What this task involves:
Would you copy the full listing that follows without changing a thing?

The records:
──────
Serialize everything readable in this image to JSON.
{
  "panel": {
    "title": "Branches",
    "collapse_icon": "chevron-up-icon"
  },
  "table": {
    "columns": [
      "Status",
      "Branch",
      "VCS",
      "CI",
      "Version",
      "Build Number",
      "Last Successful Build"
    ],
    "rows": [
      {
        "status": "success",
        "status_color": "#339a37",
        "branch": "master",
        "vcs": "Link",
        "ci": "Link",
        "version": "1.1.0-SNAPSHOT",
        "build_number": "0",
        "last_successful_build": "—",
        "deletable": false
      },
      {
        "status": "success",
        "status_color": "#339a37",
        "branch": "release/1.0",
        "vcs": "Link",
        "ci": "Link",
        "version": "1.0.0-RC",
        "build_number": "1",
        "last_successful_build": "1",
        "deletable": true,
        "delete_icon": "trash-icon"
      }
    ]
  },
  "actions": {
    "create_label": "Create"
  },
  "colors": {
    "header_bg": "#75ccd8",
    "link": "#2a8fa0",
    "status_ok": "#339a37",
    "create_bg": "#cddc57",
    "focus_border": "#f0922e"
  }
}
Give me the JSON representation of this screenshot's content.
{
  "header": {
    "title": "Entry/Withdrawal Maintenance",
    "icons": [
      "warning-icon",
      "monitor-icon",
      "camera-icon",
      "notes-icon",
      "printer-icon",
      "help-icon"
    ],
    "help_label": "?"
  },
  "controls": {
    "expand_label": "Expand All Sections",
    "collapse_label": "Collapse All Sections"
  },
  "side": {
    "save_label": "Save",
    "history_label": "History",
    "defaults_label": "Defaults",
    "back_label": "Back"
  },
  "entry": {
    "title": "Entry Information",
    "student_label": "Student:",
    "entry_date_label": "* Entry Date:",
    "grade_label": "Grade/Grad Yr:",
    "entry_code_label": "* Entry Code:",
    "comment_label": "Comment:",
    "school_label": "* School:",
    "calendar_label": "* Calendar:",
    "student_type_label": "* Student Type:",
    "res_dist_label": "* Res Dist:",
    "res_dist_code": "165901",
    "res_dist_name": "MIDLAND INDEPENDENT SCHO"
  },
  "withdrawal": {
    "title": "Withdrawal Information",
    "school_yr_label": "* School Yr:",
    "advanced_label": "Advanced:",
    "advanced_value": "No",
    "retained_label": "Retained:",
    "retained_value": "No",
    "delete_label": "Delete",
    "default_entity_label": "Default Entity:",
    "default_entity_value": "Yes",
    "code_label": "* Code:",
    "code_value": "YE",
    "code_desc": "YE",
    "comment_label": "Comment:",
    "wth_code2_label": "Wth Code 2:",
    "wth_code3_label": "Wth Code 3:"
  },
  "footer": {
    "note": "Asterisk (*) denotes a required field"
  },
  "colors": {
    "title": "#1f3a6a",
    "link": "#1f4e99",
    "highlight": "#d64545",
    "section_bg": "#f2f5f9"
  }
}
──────
Solution to the exercise:
Serialize everything readable in this image to JSON.
{
  "panel": {
    "title": "Branches",
    "collapse_icon": "chevron-up-icon"
  },
  "table": {
    "columns": [
      "Status",
      "Branch",
      "VCS",
      "CI",
      "Version",
      "Build Number",
      "Last Successful Build"
    ],
    "rows": [
      {
        "status": "success",
        "status_color": "#339a37",
        "branch": "master",
        "vcs": "Link",
        "ci": "Link",
        "version": "1.1.0-SNAPSHOT",
        "build_number": "0",
        "last_successful_build": "—",
        "deletable": false
      },
      {
        "status": "success",
        "status_color": "#339a37",
        "branch": "release/1.0",
        "vcs": "Link",
        "ci": "Link",
        "version": "1.0.0-RC",
        "build_number": "1",
        "last_successful_build": "1",
        "deletable": true,
        "delete_icon": "trash-icon"
      }
    ]
  },
  "actions": {
    "create_label": "Create"
  },
  "colors": {
    "header_bg": "#75ccd8",
    "link": "#2a8fa0",
    "status_ok": "#339a37",
    "create_bg": "#cddc57",
    "focus_border": "#f0922e"
  }
}
Give me the JSON representation of this screenshot's content.
{
  "header": {
    "title": "Entry/Withdrawal Maintenance",
    "icons": [
      "warning-icon",
      "monitor-icon",
      "camera-icon",
      "notes-icon",
      "printer-icon",
      "help-icon"
    ],
    "help_label": "?"
  },
  "controls": {
    "expand_label": "Expand All Sections",
    "collapse_label": "Collapse All Sections"
  },
  "side": {
    "save_label": "Save",
    "history_label": "History",
    "defaults_label": "Defaults",
    "back_label": "Back"
  },
  "entry": {
    "title": "Entry Information",
    "student_label": "Student:",
    "entry_date_label": "* Entry Date:",
    "grade_label": "Grade/Grad Yr:",
    "entry_code_label": "* Entry Code:",
    "comment_label": "Comment:",
    "school_label": "* School:",
    "calendar_label": "* Calendar:",
    "student_type_label": "* Student Type:",
    "res_dist_label": "* Res Dist:",
    "res_dist_code": "165901",
    "res_dist_name": "MIDLAND INDEPENDENT SCHO"
  },
  "withdrawal": {
    "title": "Withdrawal Information",
    "school_yr_label": "* School Yr:",
    "advanced_label": "Advanced:",
    "advanced_value": "No",
    "retained_label": "Retained:",
    "retained_value": "No",
    "delete_label": "Delete",
    "default_entity_label": "Default Entity:",
    "default_entity_value": "Yes",
    "code_label": "* Code:",
    "code_value": "YE",
    "code_desc": "YE",
    "comment_label": "Comment:",
    "wth_code2_label": "Wth Code 2:",
    "wth_code3_label": "Wth Code 3:"
  },
  "footer": {
    "note": "Asterisk (*) denotes a required field"
  },
  "colors": {
    "title": "#1f3a6a",
    "link": "#1f4e99",
    "highlight": "#d64545",
    "section_bg": "#f2f5f9"
  }
}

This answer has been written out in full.